[Data excerpts]
--- START ---
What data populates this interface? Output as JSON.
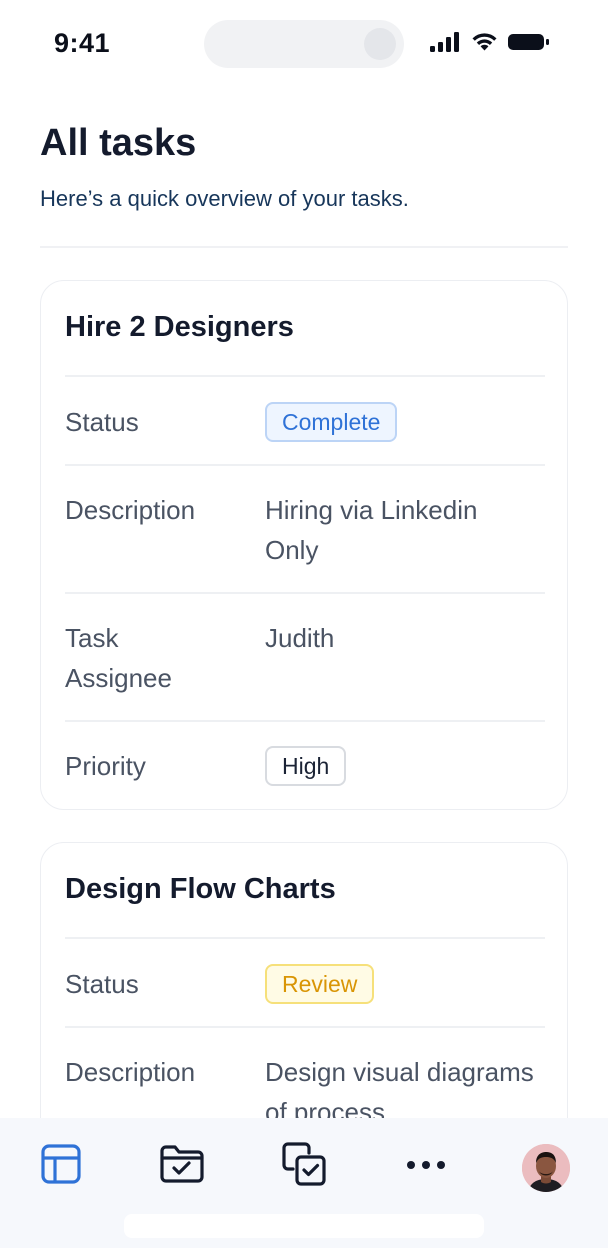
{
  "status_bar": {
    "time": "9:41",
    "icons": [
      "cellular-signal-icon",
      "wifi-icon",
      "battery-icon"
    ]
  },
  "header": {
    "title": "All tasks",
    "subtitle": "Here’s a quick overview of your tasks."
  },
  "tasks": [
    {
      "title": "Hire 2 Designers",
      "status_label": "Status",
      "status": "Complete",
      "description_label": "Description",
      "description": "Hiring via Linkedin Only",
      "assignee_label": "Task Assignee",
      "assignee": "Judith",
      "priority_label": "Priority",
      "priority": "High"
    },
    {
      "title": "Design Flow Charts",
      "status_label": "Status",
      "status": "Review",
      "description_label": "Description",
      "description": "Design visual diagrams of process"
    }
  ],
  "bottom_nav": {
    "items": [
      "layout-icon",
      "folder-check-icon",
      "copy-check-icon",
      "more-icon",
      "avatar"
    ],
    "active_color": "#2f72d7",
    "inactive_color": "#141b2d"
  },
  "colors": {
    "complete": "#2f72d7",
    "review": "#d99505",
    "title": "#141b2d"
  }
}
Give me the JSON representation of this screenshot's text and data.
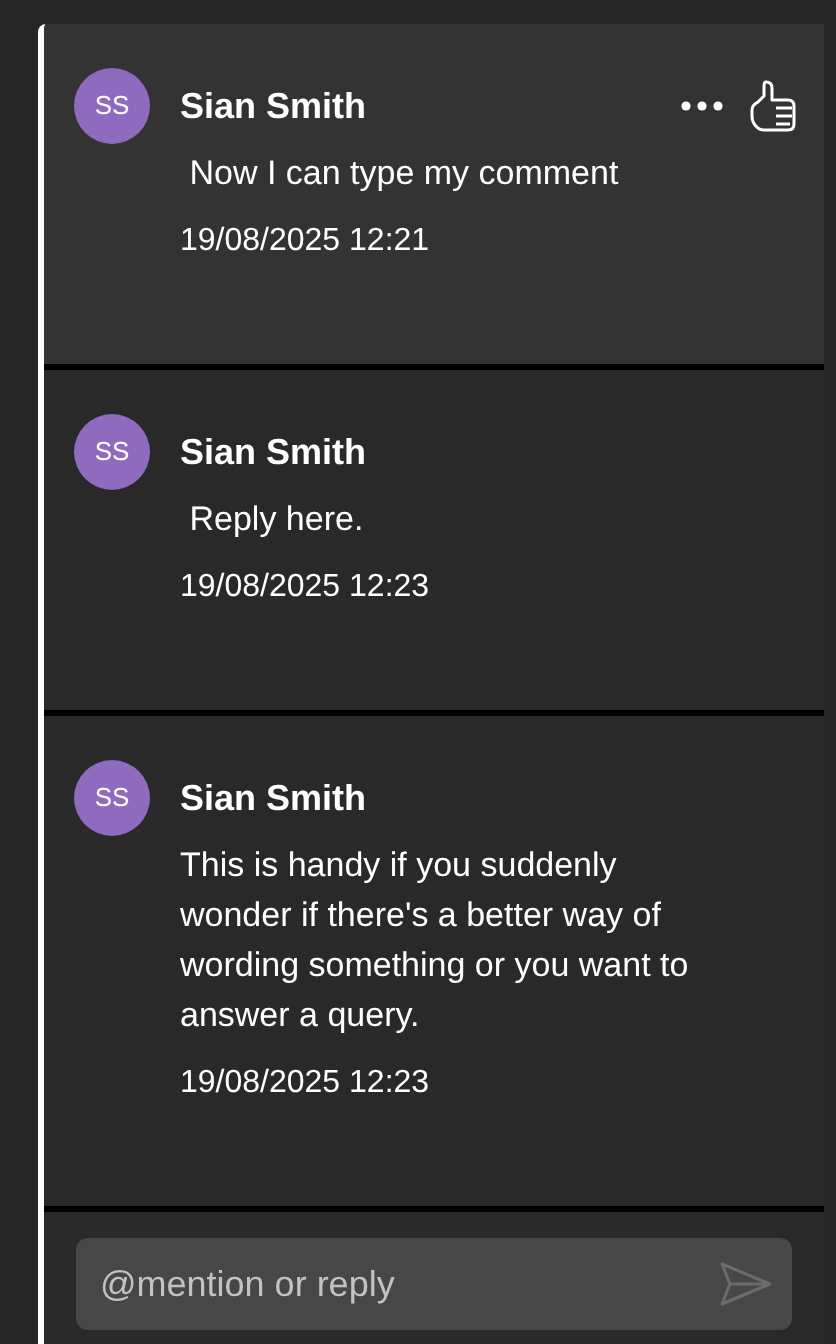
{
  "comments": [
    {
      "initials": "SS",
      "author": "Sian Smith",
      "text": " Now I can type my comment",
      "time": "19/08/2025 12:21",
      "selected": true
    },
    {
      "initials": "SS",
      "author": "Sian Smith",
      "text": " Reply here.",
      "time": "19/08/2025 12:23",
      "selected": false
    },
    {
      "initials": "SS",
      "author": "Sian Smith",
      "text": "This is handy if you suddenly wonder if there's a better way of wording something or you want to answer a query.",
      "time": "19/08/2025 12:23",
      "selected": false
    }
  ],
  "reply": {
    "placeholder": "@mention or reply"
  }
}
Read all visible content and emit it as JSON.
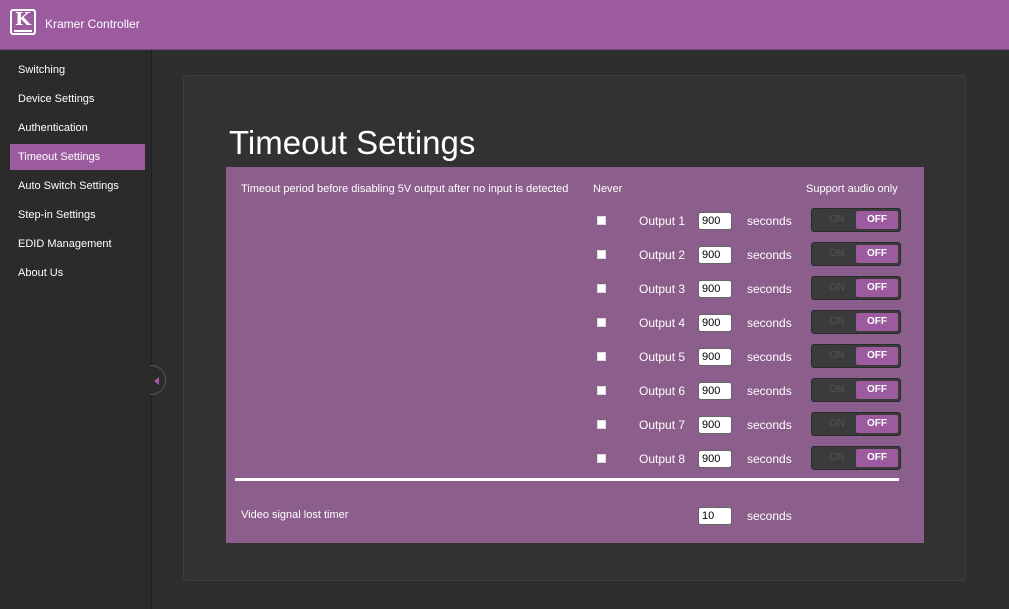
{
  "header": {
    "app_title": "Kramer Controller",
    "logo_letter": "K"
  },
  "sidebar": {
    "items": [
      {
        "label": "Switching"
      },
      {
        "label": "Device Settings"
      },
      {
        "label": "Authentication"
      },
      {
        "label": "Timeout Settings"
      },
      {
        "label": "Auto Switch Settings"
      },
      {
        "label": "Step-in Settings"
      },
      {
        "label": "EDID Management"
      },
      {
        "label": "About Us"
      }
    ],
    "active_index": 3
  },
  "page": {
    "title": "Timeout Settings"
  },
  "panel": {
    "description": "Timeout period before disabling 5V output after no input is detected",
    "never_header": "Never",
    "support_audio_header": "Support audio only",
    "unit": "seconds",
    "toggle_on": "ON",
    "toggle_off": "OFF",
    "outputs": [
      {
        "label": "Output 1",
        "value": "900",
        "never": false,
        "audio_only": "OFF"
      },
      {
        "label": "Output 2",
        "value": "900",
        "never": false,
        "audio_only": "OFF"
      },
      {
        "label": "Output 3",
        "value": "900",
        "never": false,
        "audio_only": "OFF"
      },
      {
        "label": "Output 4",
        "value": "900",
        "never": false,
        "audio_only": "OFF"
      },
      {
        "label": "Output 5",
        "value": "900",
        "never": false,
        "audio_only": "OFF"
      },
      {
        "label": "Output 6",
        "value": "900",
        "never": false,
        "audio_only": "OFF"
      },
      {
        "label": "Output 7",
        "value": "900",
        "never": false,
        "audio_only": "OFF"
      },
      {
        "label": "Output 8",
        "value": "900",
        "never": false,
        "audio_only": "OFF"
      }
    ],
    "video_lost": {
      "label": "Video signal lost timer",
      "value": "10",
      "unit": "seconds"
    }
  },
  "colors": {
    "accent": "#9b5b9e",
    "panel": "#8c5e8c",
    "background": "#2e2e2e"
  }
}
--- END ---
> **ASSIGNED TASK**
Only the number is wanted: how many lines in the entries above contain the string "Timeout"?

> **ANSWER TO THIS TASK**
3